The Indian Oven on 4th Avenue — have you been there? I’ve always been intrigued by the awning out front, screaming “Best butter chicken in town!”, while craning my neck to stare at the place when busing to and from downtown.
Now, I’m not much of a meat-eater, but I adore butter chicken sauce! I knew eventually I’d have to try it out. I’m a sucker like that.
My friend and I went around 7 o’clock on a Saturday night, and it wasn’t crowded at all. Uh-oh.
Bad omen or blessing? Either way, we were going to find out.
We were seated as soon as we walked in, which was nice, and since the restaurant is on the second floor of its building the view of downtown was surprisingly good. There were also two huge flat-screens on the walls (turned off — no Canucks on tonight) and well-priced beer specials, even though the interior didn’t have the air of a bar at all — rather, it was softly lit and full of kitschy gold-painted wall decorations and silky patterned curtains and high ceilings.
At first, our server was a bit slow taking our order — but that was pretty much my only complaint about the service, and she was so quick and friendly for the rest of our meal that it was soon forgotten!
I ordered Paneer Shahi with cashews on our server’s recommendation, and I’m as sure as hell glad I did — it was great! The paneer had a lusciously soft texture and was just salty enough to balance the sweetness of the cream sauce and cilantro it came marinated in. The cashew cream sauce of the dish had a strong flavour of cumin and smokey turmeric, yet it was slightly sweet, and its heat lingered in the back of your throat. Overall the Shahi was rich and deliciously pungent without being heavy.
I would definitely order it again!
My friend let me try a bit of her Butter Chicken sauce, too. As far as the sauce went, it was different that what I was used to, but not unpleasantly so. It wasn’t saturated with creaminess like most butter chicken sauce I’ve had — instead, the focus was on the sweet acidity and tangy-ness of the tomatoes, which worked nicely with the spices and heat of the dish.
Needless to say, my friend loved it!
The basmati rice we got with our dishes was decent — not super fresh, but it didn’t taste like it’d been sitting at the bottom of a rice cooker for hours, either. The naan, on the other hand, were hot and crisp on the outside, and soft and chewy on the inside! They had a bit of a subtle smokey flavour that must have been due to the fact that they were cooked in a clay oven (one of the Indian Oven’s claims to fame).
For dessert, we shared a mango ice cream and I ordered myself a chai tea.

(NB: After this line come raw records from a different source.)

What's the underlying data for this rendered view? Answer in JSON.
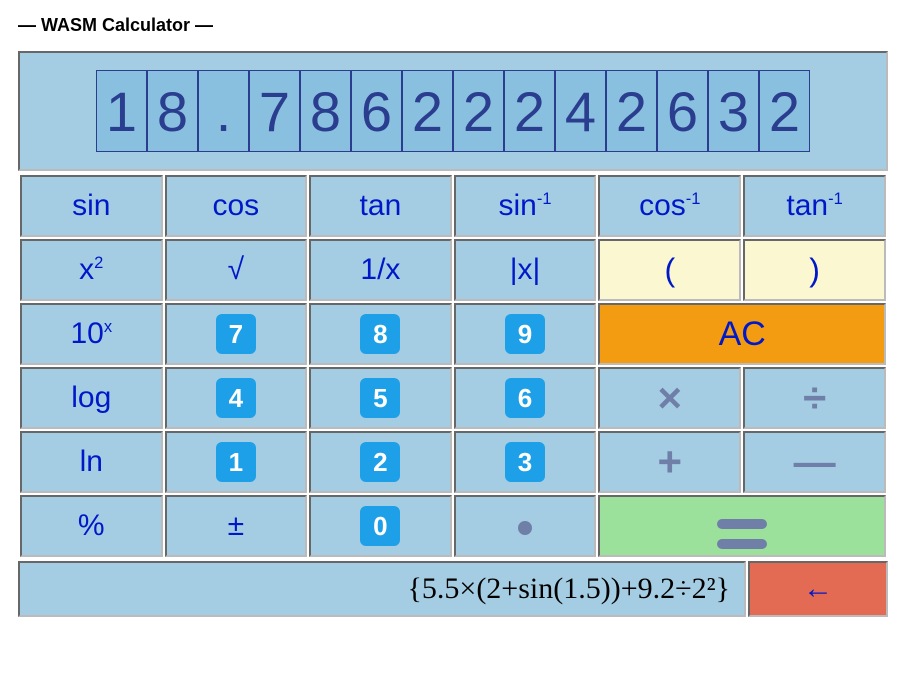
{
  "title": "— WASM Calculator —",
  "display": {
    "value": "18.78622242632",
    "digits": [
      "1",
      "8",
      ".",
      "7",
      "8",
      "6",
      "2",
      "2",
      "2",
      "4",
      "2",
      "6",
      "3",
      "2"
    ]
  },
  "keys": {
    "row1": {
      "sin": "sin",
      "cos": "cos",
      "tan": "tan",
      "asin_base": "sin",
      "asin_sup": "-1",
      "acos_base": "cos",
      "acos_sup": "-1",
      "atan_base": "tan",
      "atan_sup": "-1"
    },
    "row2": {
      "sq_base": "x",
      "sq_sup": "2",
      "sqrt": "√",
      "recip": "1/x",
      "abs": "|x|",
      "lparen": "(",
      "rparen": ")"
    },
    "row3": {
      "tenx_base": "10",
      "tenx_sup": "x",
      "k7": "7",
      "k8": "8",
      "k9": "9",
      "ac": "AC"
    },
    "row4": {
      "log": "log",
      "k4": "4",
      "k5": "5",
      "k6": "6",
      "mul": "×",
      "div": "÷"
    },
    "row5": {
      "ln": "ln",
      "k1": "1",
      "k2": "2",
      "k3": "3",
      "add": "+",
      "sub": "—"
    },
    "row6": {
      "pct": "%",
      "pm": "±",
      "k0": "0",
      "dot": "•",
      "eq": "="
    }
  },
  "expression": "{5.5×(2+sin(1.5))+9.2÷2²}",
  "back_arrow": "←"
}
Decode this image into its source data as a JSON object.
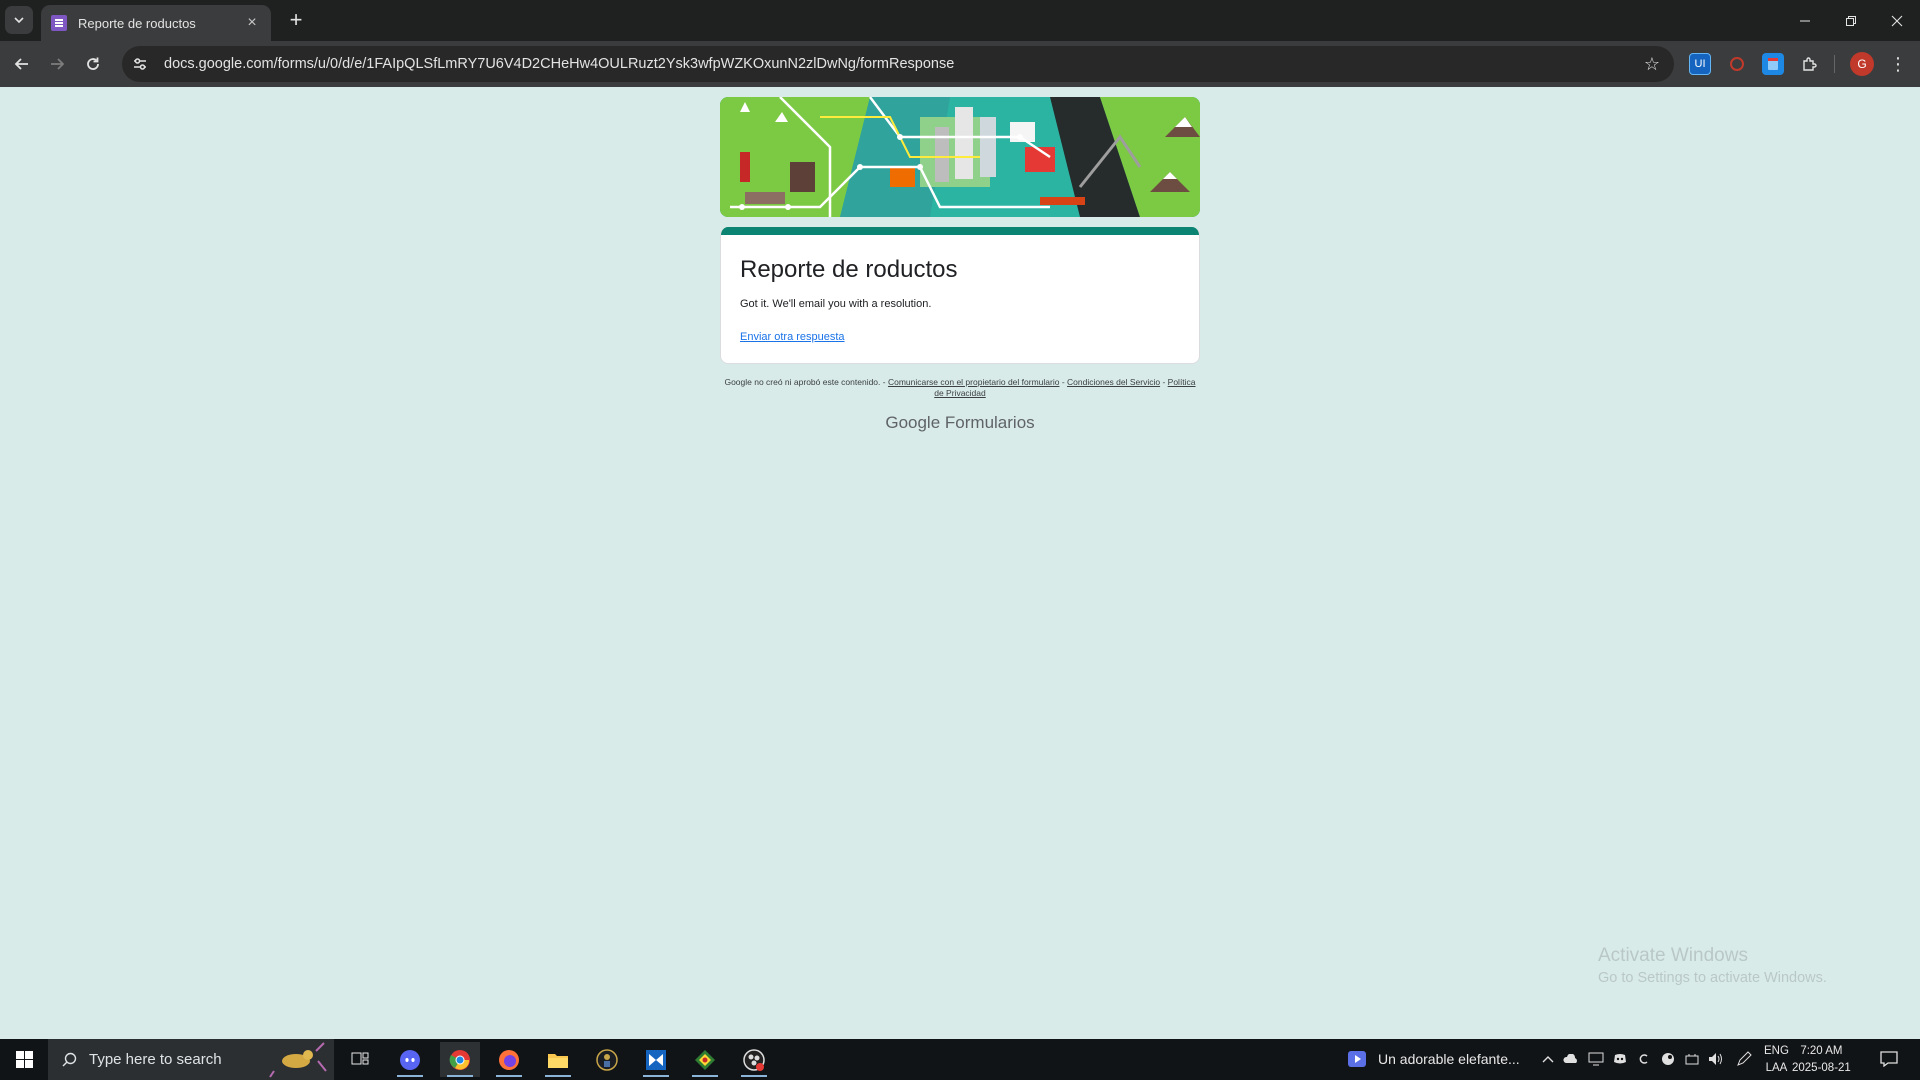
{
  "browser": {
    "tab": {
      "title": "Reporte de roductos",
      "close_label": "×"
    },
    "new_tab_label": "+",
    "url": "docs.google.com/forms/u/0/d/e/1FAIpQLSfLmRY7U6V4D2CHeHw4OULRuzt2Ysk3wfpWZKOxunN2zlDwNg/formResponse",
    "avatar_letter": "G"
  },
  "form": {
    "title": "Reporte de roductos",
    "confirmation": "Got it. We'll email you with a resolution.",
    "another_response": "Enviar otra respuesta",
    "accent_color": "#0b8473",
    "disclaimer_prefix": "Google no creó ni aprobó este contenido. - ",
    "contact_link": "Comunicarse con el propietario del formulario",
    "sep": " - ",
    "terms_link": "Condiciones del Servicio",
    "privacy_link": "Política de Privacidad",
    "brand_google": "Google",
    "brand_product": "Formularios"
  },
  "watermark": {
    "line1": "Activate Windows",
    "line2": "Go to Settings to activate Windows."
  },
  "taskbar": {
    "search_placeholder": "Type here to search",
    "media_title": "Un adorable elefante...",
    "lang_line1": "ENG",
    "lang_line2": "LAA",
    "time": "7:20 AM",
    "date": "2025-08-21"
  }
}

The mango ice cream was good, if not a little sweet (you betcher ass I stole the cherry on top with the first deft swipe of my spoon!), but the chai was a big disappointment — you could tell it was just some sort of chai-flavoured syrup with cream and a black tea base. Anyways, for $3.50, the chai felt like a bit of a rip-off — especially since I’ve had better chai in this city.
In the end, though, it was money well spent — between the comfortably quirky atmosphere, the fast service, and (especially) the good food, I would definitely go back to Indian Oven. My friend and I walked out super full and satisfied. I’d definitely like to check it out during a hockey game sometime soon — especially to take advantage of the $10 pitcher specials and to try their Vegetable Korma (with Gulab Jamun for dessert)!